Be assured: This cat’s in charge

Published 12:00 am Tuesday, July 17, 2007

FRANKLIN—Local customers have found that patronizing the Franklin BP station is the cat’s meow.

And Mink, the almost 19-year-old feline mascot at &uot;Bubba’s Place&uot; on Mechanic Street, is all the more spoiled because of it.

Not only has the animal made it through two hurricanes and a nor’easter, she also survived a vehicular accident.

When the rains of

Hurricane Floyd flooded downtown Franklin in 1999, the scared kitty hid from the crew at the BP and they couldn’t find her.

When only authorized personnel were allowed to go downtown, former Franklin Police officer Kevin Hutt, rescued Mink by boat. The BP had about 18 inches of water in the building.

&uot;She had oil and water on the bottom of her belly and her legs,&uot; recalled station Owner/Operator William &uot;Bubba&uot; Carr Jr. &uot;I took her home, put her in the bathtub and gave her a bath.

&uot;She was miserable at the house,&uot; he said. &uot;She cried the whole time. After about 10 days when I brought her back, I put her down and she acted like, ‘I’m free again.’&uot;

McCoy Fowler, former owner and secretary/bookkeeper said that Mink witnessed the post-hurricane clean-up.

&uot;Then came Hurricane Isabel, which blew down a pole out front at the station,&uot; Fowler said. &uot;When we got here she was sitting on the counter, looking out the window at the pole.&uot;
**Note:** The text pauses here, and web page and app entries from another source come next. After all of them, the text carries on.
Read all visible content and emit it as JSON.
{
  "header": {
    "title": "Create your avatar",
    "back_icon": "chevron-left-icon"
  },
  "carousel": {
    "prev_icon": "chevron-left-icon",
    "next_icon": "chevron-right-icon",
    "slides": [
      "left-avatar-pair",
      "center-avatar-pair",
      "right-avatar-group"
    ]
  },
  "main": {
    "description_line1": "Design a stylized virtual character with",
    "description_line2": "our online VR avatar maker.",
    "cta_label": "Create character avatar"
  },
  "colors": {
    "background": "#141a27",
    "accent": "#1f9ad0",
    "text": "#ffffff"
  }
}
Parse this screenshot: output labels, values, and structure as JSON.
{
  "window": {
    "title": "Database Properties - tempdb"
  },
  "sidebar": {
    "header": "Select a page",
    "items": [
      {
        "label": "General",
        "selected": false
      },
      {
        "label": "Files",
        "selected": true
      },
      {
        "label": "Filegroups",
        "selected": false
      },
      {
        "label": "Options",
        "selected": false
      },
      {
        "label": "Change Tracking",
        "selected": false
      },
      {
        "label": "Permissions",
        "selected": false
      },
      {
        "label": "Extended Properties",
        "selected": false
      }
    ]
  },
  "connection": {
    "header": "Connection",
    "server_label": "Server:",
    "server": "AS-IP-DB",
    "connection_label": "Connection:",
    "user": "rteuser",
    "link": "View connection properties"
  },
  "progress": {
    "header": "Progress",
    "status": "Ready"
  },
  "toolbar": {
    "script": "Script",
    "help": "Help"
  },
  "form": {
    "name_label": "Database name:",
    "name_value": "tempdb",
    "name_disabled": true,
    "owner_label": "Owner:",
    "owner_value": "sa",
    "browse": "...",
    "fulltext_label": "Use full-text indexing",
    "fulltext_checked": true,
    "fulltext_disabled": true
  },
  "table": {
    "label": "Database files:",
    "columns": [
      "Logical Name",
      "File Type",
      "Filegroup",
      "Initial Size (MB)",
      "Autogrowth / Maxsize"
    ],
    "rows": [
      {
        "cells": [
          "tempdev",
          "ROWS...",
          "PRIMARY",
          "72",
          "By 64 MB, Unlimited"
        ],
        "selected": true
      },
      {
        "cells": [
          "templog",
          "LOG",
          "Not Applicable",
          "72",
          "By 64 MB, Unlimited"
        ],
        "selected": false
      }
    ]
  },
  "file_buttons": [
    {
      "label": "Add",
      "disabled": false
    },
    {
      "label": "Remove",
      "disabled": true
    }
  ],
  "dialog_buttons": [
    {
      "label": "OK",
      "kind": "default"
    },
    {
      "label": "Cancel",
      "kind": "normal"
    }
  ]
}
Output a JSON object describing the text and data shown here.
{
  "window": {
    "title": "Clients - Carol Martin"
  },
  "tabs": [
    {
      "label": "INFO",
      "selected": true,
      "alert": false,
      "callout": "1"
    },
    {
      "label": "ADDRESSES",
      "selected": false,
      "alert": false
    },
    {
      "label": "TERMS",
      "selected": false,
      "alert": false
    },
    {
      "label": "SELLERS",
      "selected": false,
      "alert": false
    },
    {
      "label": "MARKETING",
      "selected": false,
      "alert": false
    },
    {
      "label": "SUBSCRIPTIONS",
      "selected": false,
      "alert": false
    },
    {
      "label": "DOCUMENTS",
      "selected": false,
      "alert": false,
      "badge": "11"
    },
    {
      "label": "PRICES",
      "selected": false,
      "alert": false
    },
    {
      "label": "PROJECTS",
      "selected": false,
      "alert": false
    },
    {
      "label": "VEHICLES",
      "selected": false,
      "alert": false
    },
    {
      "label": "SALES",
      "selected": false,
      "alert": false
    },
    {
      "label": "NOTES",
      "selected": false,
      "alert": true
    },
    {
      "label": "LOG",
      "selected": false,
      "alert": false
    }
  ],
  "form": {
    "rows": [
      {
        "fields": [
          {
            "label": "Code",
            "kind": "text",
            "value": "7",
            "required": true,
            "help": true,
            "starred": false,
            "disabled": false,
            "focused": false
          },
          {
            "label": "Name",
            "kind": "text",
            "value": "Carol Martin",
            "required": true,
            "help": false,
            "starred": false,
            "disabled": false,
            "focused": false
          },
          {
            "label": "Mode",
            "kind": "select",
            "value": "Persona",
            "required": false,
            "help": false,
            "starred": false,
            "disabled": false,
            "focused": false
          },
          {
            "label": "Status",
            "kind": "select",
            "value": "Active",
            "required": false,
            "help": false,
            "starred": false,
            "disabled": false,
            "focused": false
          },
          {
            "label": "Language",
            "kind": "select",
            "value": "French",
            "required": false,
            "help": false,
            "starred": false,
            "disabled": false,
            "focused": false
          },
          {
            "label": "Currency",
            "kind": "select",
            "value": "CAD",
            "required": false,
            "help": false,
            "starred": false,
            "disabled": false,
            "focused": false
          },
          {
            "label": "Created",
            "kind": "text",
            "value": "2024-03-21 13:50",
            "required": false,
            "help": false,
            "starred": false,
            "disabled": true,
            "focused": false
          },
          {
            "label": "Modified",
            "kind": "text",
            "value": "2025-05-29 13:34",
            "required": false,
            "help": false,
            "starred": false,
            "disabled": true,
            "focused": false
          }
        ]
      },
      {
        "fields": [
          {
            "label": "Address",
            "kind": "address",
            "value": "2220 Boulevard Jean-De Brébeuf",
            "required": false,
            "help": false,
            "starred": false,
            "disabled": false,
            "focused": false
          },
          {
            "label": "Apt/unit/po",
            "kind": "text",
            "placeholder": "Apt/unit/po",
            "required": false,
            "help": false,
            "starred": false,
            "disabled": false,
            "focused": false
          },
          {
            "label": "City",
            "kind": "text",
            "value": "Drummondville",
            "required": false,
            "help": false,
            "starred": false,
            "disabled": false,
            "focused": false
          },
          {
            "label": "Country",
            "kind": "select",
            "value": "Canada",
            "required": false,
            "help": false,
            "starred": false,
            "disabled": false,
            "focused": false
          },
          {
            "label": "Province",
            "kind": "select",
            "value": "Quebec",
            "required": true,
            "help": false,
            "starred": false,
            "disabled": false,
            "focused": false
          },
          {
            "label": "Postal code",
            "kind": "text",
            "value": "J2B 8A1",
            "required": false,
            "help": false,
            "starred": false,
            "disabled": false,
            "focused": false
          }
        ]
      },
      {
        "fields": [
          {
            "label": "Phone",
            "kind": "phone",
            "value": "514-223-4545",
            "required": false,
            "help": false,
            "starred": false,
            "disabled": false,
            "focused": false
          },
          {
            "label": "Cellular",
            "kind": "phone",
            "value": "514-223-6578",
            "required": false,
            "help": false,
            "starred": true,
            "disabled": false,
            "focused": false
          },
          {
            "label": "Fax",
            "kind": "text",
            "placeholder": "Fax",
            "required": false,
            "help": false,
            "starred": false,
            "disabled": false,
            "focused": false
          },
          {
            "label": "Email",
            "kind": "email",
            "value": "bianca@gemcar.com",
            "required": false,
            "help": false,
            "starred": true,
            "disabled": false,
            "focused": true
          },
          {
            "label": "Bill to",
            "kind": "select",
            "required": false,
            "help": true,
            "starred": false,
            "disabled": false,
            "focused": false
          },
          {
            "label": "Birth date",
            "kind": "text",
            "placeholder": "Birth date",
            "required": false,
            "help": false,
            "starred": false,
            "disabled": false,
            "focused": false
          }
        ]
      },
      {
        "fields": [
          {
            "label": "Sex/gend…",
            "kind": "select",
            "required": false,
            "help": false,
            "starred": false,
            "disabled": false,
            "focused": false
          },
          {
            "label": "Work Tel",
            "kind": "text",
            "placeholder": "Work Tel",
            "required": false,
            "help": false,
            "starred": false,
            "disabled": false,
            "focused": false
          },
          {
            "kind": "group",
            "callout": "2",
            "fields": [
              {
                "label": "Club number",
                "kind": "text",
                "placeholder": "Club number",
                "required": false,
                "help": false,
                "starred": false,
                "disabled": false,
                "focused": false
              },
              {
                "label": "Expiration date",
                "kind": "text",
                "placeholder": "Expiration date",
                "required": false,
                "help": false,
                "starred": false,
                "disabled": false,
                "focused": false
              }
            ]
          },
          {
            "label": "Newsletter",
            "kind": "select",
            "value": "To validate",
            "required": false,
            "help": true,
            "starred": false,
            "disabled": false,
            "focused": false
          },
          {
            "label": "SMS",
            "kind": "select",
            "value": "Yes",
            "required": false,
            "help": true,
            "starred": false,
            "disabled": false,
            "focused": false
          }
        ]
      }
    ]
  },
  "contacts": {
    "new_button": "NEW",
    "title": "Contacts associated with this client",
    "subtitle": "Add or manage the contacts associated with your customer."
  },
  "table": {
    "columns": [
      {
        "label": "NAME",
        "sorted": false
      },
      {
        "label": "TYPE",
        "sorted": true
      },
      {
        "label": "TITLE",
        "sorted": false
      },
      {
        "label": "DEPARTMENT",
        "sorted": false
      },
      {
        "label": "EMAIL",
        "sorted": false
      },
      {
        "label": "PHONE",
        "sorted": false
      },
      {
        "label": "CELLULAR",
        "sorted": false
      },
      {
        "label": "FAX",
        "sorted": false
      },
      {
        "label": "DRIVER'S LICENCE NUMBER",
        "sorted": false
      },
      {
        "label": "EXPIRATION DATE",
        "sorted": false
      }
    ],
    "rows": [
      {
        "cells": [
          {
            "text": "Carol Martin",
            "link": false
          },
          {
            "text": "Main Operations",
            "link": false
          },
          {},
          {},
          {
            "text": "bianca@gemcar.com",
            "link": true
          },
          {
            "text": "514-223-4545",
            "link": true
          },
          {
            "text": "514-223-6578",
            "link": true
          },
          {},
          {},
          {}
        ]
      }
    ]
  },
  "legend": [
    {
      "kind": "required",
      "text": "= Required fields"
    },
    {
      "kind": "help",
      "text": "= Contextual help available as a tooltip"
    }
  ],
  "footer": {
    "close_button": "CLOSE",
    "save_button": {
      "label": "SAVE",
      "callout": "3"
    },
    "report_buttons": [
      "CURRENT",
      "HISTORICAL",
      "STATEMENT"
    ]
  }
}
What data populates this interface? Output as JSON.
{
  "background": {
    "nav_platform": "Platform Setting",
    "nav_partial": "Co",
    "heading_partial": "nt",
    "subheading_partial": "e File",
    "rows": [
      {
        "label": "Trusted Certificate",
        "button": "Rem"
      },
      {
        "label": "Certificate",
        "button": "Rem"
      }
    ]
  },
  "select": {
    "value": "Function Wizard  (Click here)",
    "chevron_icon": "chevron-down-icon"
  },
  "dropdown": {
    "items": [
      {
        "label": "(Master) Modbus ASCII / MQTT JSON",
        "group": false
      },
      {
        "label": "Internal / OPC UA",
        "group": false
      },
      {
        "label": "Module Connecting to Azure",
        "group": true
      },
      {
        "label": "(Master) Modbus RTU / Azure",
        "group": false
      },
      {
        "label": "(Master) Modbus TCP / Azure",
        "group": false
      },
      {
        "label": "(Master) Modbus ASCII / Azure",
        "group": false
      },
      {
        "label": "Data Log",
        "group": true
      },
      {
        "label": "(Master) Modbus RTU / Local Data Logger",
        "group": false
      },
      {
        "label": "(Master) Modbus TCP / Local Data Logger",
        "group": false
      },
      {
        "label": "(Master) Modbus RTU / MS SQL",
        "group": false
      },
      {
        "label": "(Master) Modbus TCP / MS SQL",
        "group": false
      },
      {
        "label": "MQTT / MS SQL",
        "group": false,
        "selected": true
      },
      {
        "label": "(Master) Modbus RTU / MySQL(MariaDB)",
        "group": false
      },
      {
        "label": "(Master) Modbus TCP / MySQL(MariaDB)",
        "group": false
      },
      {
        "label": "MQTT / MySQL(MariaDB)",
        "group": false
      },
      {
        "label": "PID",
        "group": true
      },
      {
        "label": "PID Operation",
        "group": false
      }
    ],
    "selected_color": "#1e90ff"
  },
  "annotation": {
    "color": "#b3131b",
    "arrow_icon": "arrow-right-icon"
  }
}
Last year, she had an unfortunate accident when she walked out in front of the car wash bay. She was looking the other way when the car washer backed out of the bay and hit her, dislocating her shoulder and breaking off one of her canine teeth.

&uot;We took her to Southampton Veterinary Clinic and Dr. [Pam] Childress reset her shoulder, updated her shots, and ended up having to pull both of her fangs,&uot; said Fowler.

&uot;She returned to her home at the Franklin BP the same day. In a few days, she was up to greeting her customers again.&uot;

The same year, the October nor-easter hit, flooding the area again. Although the station did not have any water inside, people were still cut off from their businesses for a while.

Fowler said, &uot;Mink was at the station for about a week. Our animal control officer, Roy Richards, assisted in feeding her and seeing to her needs, which was much appreciated by her and us.&uot;

Mink came to the station in 1988 as a kitten about 6 weeks old. Fowler had wanted to raise two kittens in the barn on his farm. A woman overheard him talking about it and said she had two kittens at home that she couldn’t keep.

She returned with one, the other scurrying out of her reach.

&uot;She never brought the other one,&uot; said Fowler, &uot;so we decided to keep her here at the station.&uot;

Carr named the kitten, saying, &uot;When she was small, she couldn’t meow. She would go, ‘mink, mink.’ That’s how she got her name.&uot;

Fowler said in her younger days, the cat &uot;would meet customers in the parking lot and would walk with them back into the station.&uot;

He said while she doesn’t stray outside of the station much anymore, she continues to greet people with a meow when they come inside. She even recognizes the vehicles of people she knows, especially if they have presented her with treats.

&uot;She would be sitting across the street in the morning when I came to work,&uot; Carr said. &uot;She’d run across the street when I pulled in.&uot; If he arrived in different vehicle, she didn’t bother to meet him until she realized who it was.

According to Fowler, many customers check in on Mink, bringing her treats and supplies.

One lady who works in Franklin brought a basket and baby blankets to provide the cat with a place to rest.

&uot;She brings bags of treats and clean blankets each winter,&uot; Fowler said. &uot;When she comes in, she says, ‘Grandma’s here.’

&uot;Mink sleeps in the basket in the window in the winter.&uot;

In the summer, one can find her splayed in front of one of the fans, usually on the cool concrete.

&uot;We really think she stays awake all night and sleeps all day,&uot; said Carr. &uot;I’ve come back to the station at night for something and she’d be looking out the window.

&uot;We say she’s our watchdog.&uot;